KONG game
  • Graphics
  • Playability
  • Lastability
FormatSinclair ZX80/81
DeveloperPaul Farrow

Main review

Not content with a fine conversion of Pacman, ZX80 alchemist Paul Farrow has tried the same trick on another old chestnut from the pre-crash era. Donkey Kong‘s success was aided by many fine home system versions (and a marvellous dual screen LCD Game And Watch in 1982) in becoming one of the most popular video games in history, apparently counting among its fans none other than President Bill Clinton himself! According to legend, he used to challenge VIP guests at the White House to Donkey Kong high score contests, which due to his expertise he usually won (the only game he scored bigger on was Monica Lewinsky). In this way, DK achieved true crossover status, appealing to teenage gamers and sex addicts alike.

A ZX80 version of Donkey Kong is made possible by using the flicker free machine code routine developed by Macronics and used in their 3K Space Invaders program from 1981, also utilised in Farrow’s Pacman conversion. It has to be said that Kong is a step up from even that fine achievement, especially since it avoids the corner-cutting of other versions by including all four stages plus the screen showing Kong going up the ladder with the damsel in distress before beginning play.
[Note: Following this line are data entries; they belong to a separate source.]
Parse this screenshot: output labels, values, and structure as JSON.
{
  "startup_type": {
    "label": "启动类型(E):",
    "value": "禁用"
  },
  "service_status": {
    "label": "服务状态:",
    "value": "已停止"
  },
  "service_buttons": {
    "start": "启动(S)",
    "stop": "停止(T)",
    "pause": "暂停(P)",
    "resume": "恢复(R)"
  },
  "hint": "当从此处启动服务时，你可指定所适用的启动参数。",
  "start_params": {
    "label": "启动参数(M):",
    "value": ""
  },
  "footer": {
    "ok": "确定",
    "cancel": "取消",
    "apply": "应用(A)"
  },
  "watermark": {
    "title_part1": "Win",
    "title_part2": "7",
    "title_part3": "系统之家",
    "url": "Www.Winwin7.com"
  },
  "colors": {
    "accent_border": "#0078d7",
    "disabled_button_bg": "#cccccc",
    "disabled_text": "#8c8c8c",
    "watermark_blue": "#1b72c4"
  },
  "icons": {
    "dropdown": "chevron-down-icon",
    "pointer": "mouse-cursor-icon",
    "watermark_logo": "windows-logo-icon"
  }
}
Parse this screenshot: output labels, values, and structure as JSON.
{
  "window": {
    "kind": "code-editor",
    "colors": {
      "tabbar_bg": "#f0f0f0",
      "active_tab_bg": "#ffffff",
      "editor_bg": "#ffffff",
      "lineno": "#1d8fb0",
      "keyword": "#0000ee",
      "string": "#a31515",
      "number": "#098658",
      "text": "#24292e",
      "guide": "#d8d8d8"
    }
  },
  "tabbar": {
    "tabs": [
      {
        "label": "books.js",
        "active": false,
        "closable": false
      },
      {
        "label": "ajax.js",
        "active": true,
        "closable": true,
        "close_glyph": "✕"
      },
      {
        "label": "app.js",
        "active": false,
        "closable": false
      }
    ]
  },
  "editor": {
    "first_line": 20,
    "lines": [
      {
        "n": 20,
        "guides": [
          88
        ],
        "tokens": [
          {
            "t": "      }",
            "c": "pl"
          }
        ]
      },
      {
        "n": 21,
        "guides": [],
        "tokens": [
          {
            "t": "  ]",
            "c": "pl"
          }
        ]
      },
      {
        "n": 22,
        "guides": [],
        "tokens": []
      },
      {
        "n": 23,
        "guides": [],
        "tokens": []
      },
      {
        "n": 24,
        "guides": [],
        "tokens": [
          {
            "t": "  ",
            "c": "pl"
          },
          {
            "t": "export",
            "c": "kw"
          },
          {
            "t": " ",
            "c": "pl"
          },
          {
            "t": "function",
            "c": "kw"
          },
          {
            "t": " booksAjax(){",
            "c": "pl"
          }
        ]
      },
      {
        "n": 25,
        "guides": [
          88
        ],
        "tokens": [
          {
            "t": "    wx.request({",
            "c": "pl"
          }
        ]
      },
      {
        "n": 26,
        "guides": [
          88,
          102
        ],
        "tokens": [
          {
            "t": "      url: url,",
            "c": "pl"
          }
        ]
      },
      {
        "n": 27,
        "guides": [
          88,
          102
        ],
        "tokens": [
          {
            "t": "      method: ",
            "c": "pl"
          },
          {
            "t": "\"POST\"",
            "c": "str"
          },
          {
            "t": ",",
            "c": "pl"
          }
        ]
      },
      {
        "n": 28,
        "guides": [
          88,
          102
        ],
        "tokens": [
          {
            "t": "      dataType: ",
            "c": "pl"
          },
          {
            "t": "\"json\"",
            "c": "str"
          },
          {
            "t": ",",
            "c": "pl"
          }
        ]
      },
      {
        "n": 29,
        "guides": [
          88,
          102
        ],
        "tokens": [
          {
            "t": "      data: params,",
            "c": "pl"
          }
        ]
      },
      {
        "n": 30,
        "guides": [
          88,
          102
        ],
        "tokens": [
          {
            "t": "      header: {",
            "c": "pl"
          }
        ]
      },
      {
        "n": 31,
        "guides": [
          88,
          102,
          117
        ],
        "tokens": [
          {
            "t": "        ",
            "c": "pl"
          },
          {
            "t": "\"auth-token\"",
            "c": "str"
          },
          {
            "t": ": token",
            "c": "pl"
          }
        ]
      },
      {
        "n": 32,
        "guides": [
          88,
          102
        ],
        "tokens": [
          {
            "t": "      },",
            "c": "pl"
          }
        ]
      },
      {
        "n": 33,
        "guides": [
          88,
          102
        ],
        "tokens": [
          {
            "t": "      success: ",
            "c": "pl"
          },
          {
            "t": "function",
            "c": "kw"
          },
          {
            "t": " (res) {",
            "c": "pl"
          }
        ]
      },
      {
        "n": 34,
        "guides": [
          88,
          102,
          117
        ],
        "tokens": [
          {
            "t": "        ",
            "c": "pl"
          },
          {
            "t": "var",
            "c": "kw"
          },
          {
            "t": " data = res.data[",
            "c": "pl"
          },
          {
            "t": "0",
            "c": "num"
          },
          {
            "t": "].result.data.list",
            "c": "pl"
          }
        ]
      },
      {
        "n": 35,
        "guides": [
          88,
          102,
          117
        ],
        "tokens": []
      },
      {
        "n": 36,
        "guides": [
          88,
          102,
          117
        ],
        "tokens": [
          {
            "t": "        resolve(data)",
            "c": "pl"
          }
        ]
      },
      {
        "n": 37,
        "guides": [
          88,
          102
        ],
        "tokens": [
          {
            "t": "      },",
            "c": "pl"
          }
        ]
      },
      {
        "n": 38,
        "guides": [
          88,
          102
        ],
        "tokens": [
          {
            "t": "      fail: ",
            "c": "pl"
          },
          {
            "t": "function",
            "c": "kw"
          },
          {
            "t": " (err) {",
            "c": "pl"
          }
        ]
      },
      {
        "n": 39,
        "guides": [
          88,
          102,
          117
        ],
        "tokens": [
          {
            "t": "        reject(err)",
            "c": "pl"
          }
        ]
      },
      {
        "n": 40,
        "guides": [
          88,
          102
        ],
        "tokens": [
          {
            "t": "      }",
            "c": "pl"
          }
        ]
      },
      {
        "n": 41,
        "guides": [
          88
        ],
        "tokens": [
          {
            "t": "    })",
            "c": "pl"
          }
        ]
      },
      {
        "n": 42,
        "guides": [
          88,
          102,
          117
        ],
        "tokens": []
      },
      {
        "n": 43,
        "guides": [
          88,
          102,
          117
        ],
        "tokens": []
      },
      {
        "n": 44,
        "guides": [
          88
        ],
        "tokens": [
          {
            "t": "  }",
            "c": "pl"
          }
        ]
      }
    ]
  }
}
The graphics are necessarily inventive, bleeding everything possible from the limited character set. Mario is just an ‘M’, but funnily enough, after a while you don’t really notice. Kong is the standout, beating his chest with a menace to rival a certain T-Rex from a Monster Maze very popular on the ZX80’s big brother, and the four levels are clearly identifiable. Graphically speaking, Kong impresses absolutely from the first level to the last and can’t be faulted: it’s hard to imagine that a better looking version could be made for this ultra-primitive computer.


I would say on a technical level this is a more impressive conversion than Pacman simply because there’s a lot more of it. Pacman only has one screen, but here, you’re dealing with four of them plus the intermissions, and all of them are arranged with equal attention and care. It doesn’t really matter that the Mario sprite and rolling barrels are represented by letters of the alphabet, because as we all know, pure gameplay is separate from presentation.

But it cuts both ways. You can’t ignore flaws in a game because it’s on more limited hardware, and though it’s harsh to make comparisons, Kong on the ZX80 doesn’t play quite as well as other more popular versions. For all Paul Farrow’s economy and technical ingenuity, you’ll still find the Commodore 64 version by Ocean more fun, and no doubt that’s unavoidable when looking at the massive differences between the two machines. Apart from the first stage being too easy, there does seem to be an occasional problem with responsiveness most evident on the third stage with the moving platforms, probably because it involves more jumping than the other screens. That slight lack of confidence in the controls can lead to some frustrating moments not found in many of its bigger, well-endowed rivals. For any arcade game with character block movement to be successful, the sprites must move quickly, and that’s why it’s a problem less noticeable with Pacman than in Kong, since Mario controls with a bit more stop-start intricacy than the legendary gobbler. In spite of all this, it’s important to remember that ZX80 Kong plays a hell of a lot better than Ocean’s pathetic 1986 Spectrum release, though that probably tells you less about Paul Farrow than it does about Ocean.

If there were a Donkey Kong league table to measure the playability of conversions, I would put this ZX80 title way above the Spectrum flop, nestled in just behind the Colecovision and the original Nintendo C64 licence (1983), and a notch or two below the Commodore 64’s fun 1986 yarn. It’s definitely worth downloading the EightyOne emulator just to see so much being done with so little. Yes, on the pure gameplay side there are better arcade conversions, but one thing’s for sure, you won’t find too many of them on the ZX80, and anybody lucky enough to own the original machine would be a fool to miss out on this one.